In Defense of Romantic Love
“Romantic Love” evokes associations of valentines, violins, and soft music and knights in shining armor – for some people. For others, it raises the question “Aren’t we too sophisticated for that today?”
It is unfortunate that a few popular symbols of what people like to call “romance” have replaced the psychological reality of romantic love. We need to think more deeply than that. Valentines and violins have nothing to do with the essential meaning of love between a man and woman (as I conceive them in “The Psychology of Romantic Love”).
And no, if we want to speak of sophistication, we are not too sophisticated. We are not sophisticated enough. The error is already evident in the use of the term “sophistication.” In this context, it is a frivolous word.
“Sophistication” in the modern world, is often the last refuge of people who are simply frightened of passion, devotion, and commitment.
Many people are so naïve as to believe that if they surround themselves with the trappings of “romance” — if they plant themselves in a glamorous restaurant with soft lights and music – something magical will happen to their relationship. They sit there helplessly, waiting for the ambience to work a miracle. It never does.
Externals can be very pleasant, but they are not the core of romantic love. The core lies within the mind of the individual man or woman. It is there or nowhere.
“Being romantic” means treating the relationship as important, behaving in ways that underscore its importance. Flowers can be a lovely gift, or a meaningless gesture. There are people who know how to be romantic in a hovel; there are people who do not know how to be romantic in a palace.
As for the image of the knight in shining armor, it is an ambiguous. It could represent a woman’s longing for a man she can admire. It could also represent the immature wish for someone coming to rescue her, coming to make the world safe for her.

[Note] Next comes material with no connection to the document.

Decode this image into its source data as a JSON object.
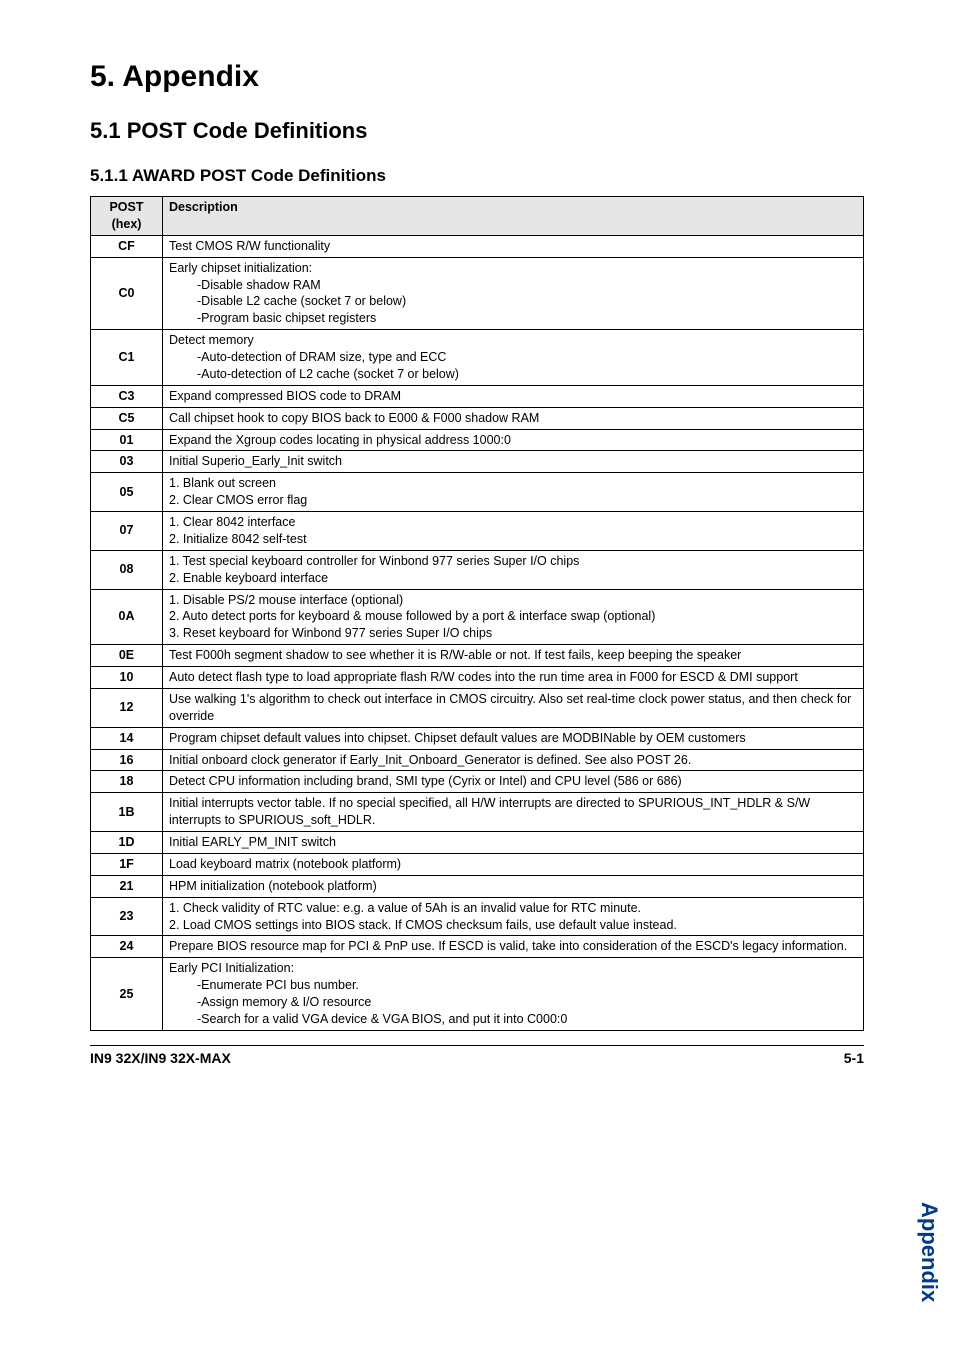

As such, it is more a projection of adolescent insecurity than a projection of mature love. From the male perspective, it could represent a man’s desire to achieve an admirable soul and to be so perceived by the woman he loves. But it could also represent the craving of a man to play hero for a “weak and helpless” female. Romantic love is a relationship between independent equals, not between a waif and a rescuer.

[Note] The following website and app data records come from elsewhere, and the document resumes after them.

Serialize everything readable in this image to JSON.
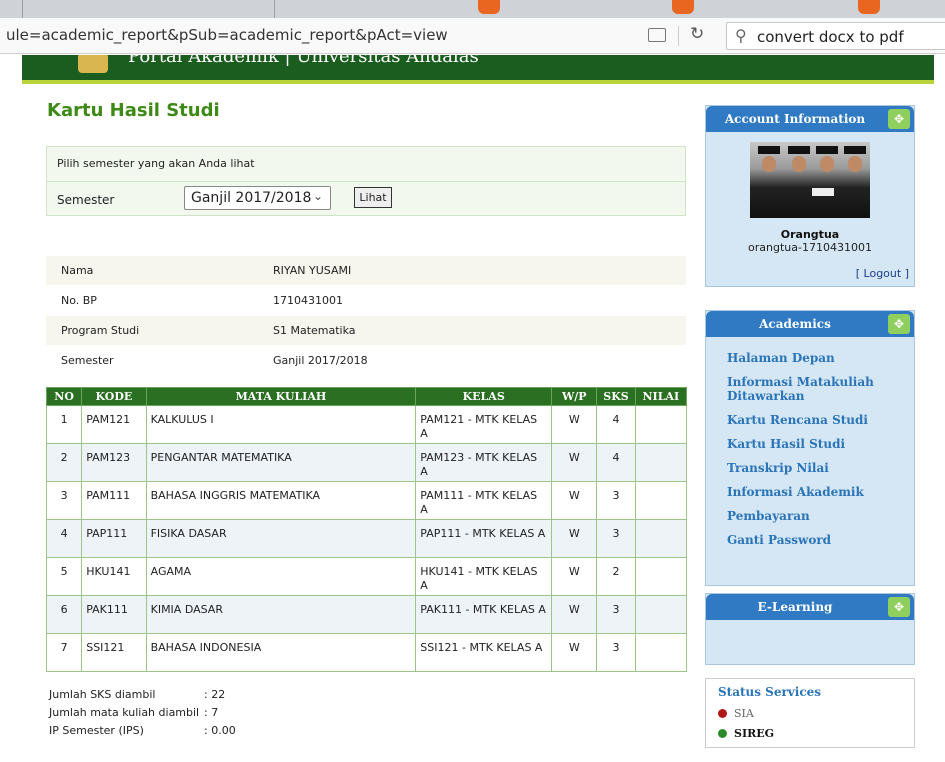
{
  "browser": {
    "url": "ule=academic_report&pSub=academic_report&pAct=view",
    "search_query": "convert docx to pdf"
  },
  "header": {
    "portal_title": "Portal Akademik  |  Universitas Andalas"
  },
  "page_title": "Kartu Hasil Studi",
  "semester_form": {
    "prompt": "Pilih semester yang akan Anda lihat",
    "label": "Semester",
    "selected": "Ganjil 2017/2018",
    "button": "Lihat"
  },
  "student": [
    {
      "label": "Nama",
      "value": "RIYAN YUSAMI"
    },
    {
      "label": "No. BP",
      "value": "1710431001"
    },
    {
      "label": "Program Studi",
      "value": "S1 Matematika"
    },
    {
      "label": "Semester",
      "value": "Ganjil 2017/2018"
    }
  ],
  "table": {
    "headers": [
      "NO",
      "KODE",
      "MATA KULIAH",
      "KELAS",
      "W/P",
      "SKS",
      "NILAI"
    ],
    "rows": [
      {
        "no": "1",
        "kode": "PAM121",
        "mk": "KALKULUS I",
        "kelas": "PAM121 - MTK KELAS A",
        "wp": "W",
        "sks": "4",
        "nilai": ""
      },
      {
        "no": "2",
        "kode": "PAM123",
        "mk": "PENGANTAR MATEMATIKA",
        "kelas": "PAM123 - MTK KELAS A",
        "wp": "W",
        "sks": "4",
        "nilai": ""
      },
      {
        "no": "3",
        "kode": "PAM111",
        "mk": "BAHASA INGGRIS MATEMATIKA",
        "kelas": "PAM111 - MTK KELAS A",
        "wp": "W",
        "sks": "3",
        "nilai": ""
      },
      {
        "no": "4",
        "kode": "PAP111",
        "mk": "FISIKA DASAR",
        "kelas": "PAP111 - MTK KELAS A",
        "wp": "W",
        "sks": "3",
        "nilai": ""
      },
      {
        "no": "5",
        "kode": "HKU141",
        "mk": "AGAMA",
        "kelas": "HKU141 - MTK KELAS A",
        "wp": "W",
        "sks": "2",
        "nilai": ""
      },
      {
        "no": "6",
        "kode": "PAK111",
        "mk": "KIMIA DASAR",
        "kelas": "PAK111 - MTK KELAS A",
        "wp": "W",
        "sks": "3",
        "nilai": ""
      },
      {
        "no": "7",
        "kode": "SSI121",
        "mk": "BAHASA INDONESIA",
        "kelas": "SSI121 - MTK KELAS A",
        "wp": "W",
        "sks": "3",
        "nilai": ""
      }
    ]
  },
  "summary": [
    {
      "label": "Jumlah SKS diambil",
      "value": ": 22"
    },
    {
      "label": "Jumlah mata kuliah diambil",
      "value": ": 7"
    },
    {
      "label": "IP Semester (IPS)",
      "value": ": 0.00"
    }
  ],
  "account": {
    "title": "Account Information",
    "name": "Orangtua",
    "id": "orangtua-1710431001",
    "logout": "[ Logout ]"
  },
  "academics": {
    "title": "Academics",
    "items": [
      "Halaman Depan",
      "Informasi Matakuliah Ditawarkan",
      "Kartu Rencana Studi",
      "Kartu Hasil Studi",
      "Transkrip Nilai",
      "Informasi Akademik",
      "Pembayaran",
      "Ganti Password"
    ]
  },
  "elearning": {
    "title": "E-Learning"
  },
  "status_services": {
    "title": "Status Services",
    "items": [
      {
        "name": "SIA",
        "color": "#b01717"
      },
      {
        "name": "SIREG",
        "color": "#2a8a2a"
      }
    ]
  },
  "colors": {
    "header_green": "#1b5d1e",
    "accent_lime": "#b9d33a",
    "title_green": "#3e8a16",
    "sidebar_blue": "#2f7ac2",
    "link_blue": "#2a74b8"
  }
}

But wait a minute. Nobody dreams of a rescuer on a white horse any more. Sure they do. Only the preferred color is black, not white. And the dream isn’t for a horse. It’s for a Harley or a Ferrari or a Bentley.